> WORK ORDER: Below are the entries to retype; reproduce each one exactly.

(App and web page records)
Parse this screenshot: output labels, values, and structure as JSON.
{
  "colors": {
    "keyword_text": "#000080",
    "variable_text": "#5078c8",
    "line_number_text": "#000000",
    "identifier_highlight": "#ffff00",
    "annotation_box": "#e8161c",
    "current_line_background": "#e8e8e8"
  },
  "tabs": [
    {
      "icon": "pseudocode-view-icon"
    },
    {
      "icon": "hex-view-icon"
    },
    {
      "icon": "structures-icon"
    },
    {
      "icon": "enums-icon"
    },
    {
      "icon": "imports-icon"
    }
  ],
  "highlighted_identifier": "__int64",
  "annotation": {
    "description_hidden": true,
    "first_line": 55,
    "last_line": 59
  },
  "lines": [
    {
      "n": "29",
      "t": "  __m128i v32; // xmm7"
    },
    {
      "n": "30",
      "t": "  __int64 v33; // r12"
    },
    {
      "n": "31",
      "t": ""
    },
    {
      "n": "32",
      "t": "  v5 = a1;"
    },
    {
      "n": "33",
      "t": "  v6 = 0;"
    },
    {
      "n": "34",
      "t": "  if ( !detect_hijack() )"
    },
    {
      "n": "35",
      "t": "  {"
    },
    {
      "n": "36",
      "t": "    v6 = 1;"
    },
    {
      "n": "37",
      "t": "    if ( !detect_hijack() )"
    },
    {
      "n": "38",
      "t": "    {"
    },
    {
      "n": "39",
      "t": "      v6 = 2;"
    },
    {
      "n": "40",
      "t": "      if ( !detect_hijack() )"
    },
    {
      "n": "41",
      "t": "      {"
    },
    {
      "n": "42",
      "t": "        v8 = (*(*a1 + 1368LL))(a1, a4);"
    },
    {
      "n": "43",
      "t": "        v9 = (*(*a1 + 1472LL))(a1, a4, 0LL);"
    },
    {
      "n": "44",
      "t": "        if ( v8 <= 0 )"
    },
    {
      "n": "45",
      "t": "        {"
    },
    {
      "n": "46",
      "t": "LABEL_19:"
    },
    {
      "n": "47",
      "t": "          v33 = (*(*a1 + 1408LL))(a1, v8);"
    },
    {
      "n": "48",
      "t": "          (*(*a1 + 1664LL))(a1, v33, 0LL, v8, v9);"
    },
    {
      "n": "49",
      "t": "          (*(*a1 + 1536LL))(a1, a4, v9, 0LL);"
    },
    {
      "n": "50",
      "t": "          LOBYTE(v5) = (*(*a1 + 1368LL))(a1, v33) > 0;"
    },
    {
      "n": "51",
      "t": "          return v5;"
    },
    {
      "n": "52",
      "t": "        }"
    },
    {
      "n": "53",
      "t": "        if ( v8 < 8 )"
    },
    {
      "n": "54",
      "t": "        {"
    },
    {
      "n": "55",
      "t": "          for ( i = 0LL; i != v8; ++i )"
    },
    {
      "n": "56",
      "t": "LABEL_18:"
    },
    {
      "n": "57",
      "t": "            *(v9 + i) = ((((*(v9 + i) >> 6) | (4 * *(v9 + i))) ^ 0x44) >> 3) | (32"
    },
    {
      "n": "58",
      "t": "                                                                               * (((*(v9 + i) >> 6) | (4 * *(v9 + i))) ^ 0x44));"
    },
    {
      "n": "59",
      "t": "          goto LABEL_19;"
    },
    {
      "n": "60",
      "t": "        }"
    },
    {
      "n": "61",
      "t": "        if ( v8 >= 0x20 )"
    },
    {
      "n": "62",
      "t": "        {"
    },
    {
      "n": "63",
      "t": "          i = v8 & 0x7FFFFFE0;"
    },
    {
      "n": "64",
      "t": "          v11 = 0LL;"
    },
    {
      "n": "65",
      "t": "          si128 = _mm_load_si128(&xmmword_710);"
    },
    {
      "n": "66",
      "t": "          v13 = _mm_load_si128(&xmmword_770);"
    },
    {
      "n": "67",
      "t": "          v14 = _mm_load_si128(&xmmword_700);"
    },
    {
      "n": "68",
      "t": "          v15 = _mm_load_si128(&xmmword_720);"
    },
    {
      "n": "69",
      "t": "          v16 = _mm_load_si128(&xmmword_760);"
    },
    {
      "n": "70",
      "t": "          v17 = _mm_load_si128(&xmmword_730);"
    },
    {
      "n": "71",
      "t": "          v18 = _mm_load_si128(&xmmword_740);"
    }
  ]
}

> RESPONSE TO THE EXERCISE:
Parse this screenshot: output labels, values, and structure as JSON.
{
  "colors": {
    "keyword_text": "#000080",
    "variable_text": "#5078c8",
    "line_number_text": "#000000",
    "identifier_highlight": "#ffff00",
    "annotation_box": "#e8161c",
    "current_line_background": "#e8e8e8"
  },
  "tabs": [
    {
      "icon": "pseudocode-view-icon"
    },
    {
      "icon": "hex-view-icon"
    },
    {
      "icon": "structures-icon"
    },
    {
      "icon": "enums-icon"
    },
    {
      "icon": "imports-icon"
    }
  ],
  "highlighted_identifier": "__int64",
  "annotation": {
    "description_hidden": true,
    "first_line": 55,
    "last_line": 59
  },
  "lines": [
    {
      "n": "29",
      "t": "  __m128i v32; // xmm7"
    },
    {
      "n": "30",
      "t": "  __int64 v33; // r12"
    },
    {
      "n": "31",
      "t": ""
    },
    {
      "n": "32",
      "t": "  v5 = a1;"
    },
    {
      "n": "33",
      "t": "  v6 = 0;"
    },
    {
      "n": "34",
      "t": "  if ( !detect_hijack() )"
    },
    {
      "n": "35",
      "t": "  {"
    },
    {
      "n": "36",
      "t": "    v6 = 1;"
    },
    {
      "n": "37",
      "t": "    if ( !detect_hijack() )"
    },
    {
      "n": "38",
      "t": "    {"
    },
    {
      "n": "39",
      "t": "      v6 = 2;"
    },
    {
      "n": "40",
      "t": "      if ( !detect_hijack() )"
    },
    {
      "n": "41",
      "t": "      {"
    },
    {
      "n": "42",
      "t": "        v8 = (*(*a1 + 1368LL))(a1, a4);"
    },
    {
      "n": "43",
      "t": "        v9 = (*(*a1 + 1472LL))(a1, a4, 0LL);"
    },
    {
      "n": "44",
      "t": "        if ( v8 <= 0 )"
    },
    {
      "n": "45",
      "t": "        {"
    },
    {
      "n": "46",
      "t": "LABEL_19:"
    },
    {
      "n": "47",
      "t": "          v33 = (*(*a1 + 1408LL))(a1, v8);"
    },
    {
      "n": "48",
      "t": "          (*(*a1 + 1664LL))(a1, v33, 0LL, v8, v9);"
    },
    {
      "n": "49",
      "t": "          (*(*a1 + 1536LL))(a1, a4, v9, 0LL);"
    },
    {
      "n": "50",
      "t": "          LOBYTE(v5) = (*(*a1 + 1368LL))(a1, v33) > 0;"
    },
    {
      "n": "51",
      "t": "          return v5;"
    },
    {
      "n": "52",
      "t": "        }"
    },
    {
      "n": "53",
      "t": "        if ( v8 < 8 )"
    },
    {
      "n": "54",
      "t": "        {"
    },
    {
      "n": "55",
      "t": "          for ( i = 0LL; i != v8; ++i )"
    },
    {
      "n": "56",
      "t": "LABEL_18:"
    },
    {
      "n": "57",
      "t": "            *(v9 + i) = ((((*(v9 + i) >> 6) | (4 * *(v9 + i))) ^ 0x44) >> 3) | (32"
    },
    {
      "n": "58",
      "t": "                                                                               * (((*(v9 + i) >> 6) | (4 * *(v9 + i))) ^ 0x44));"
    },
    {
      "n": "59",
      "t": "          goto LABEL_19;"
    },
    {
      "n": "60",
      "t": "        }"
    },
    {
      "n": "61",
      "t": "        if ( v8 >= 0x20 )"
    },
    {
      "n": "62",
      "t": "        {"
    },
    {
      "n": "63",
      "t": "          i = v8 & 0x7FFFFFE0;"
    },
    {
      "n": "64",
      "t": "          v11 = 0LL;"
    },
    {
      "n": "65",
      "t": "          si128 = _mm_load_si128(&xmmword_710);"
    },
    {
      "n": "66",
      "t": "          v13 = _mm_load_si128(&xmmword_770);"
    },
    {
      "n": "67",
      "t": "          v14 = _mm_load_si128(&xmmword_700);"
    },
    {
      "n": "68",
      "t": "          v15 = _mm_load_si128(&xmmword_720);"
    },
    {
      "n": "69",
      "t": "          v16 = _mm_load_si128(&xmmword_760);"
    },
    {
      "n": "70",
      "t": "          v17 = _mm_load_si128(&xmmword_730);"
    },
    {
      "n": "71",
      "t": "          v18 = _mm_load_si128(&xmmword_740);"
    }
  ]
}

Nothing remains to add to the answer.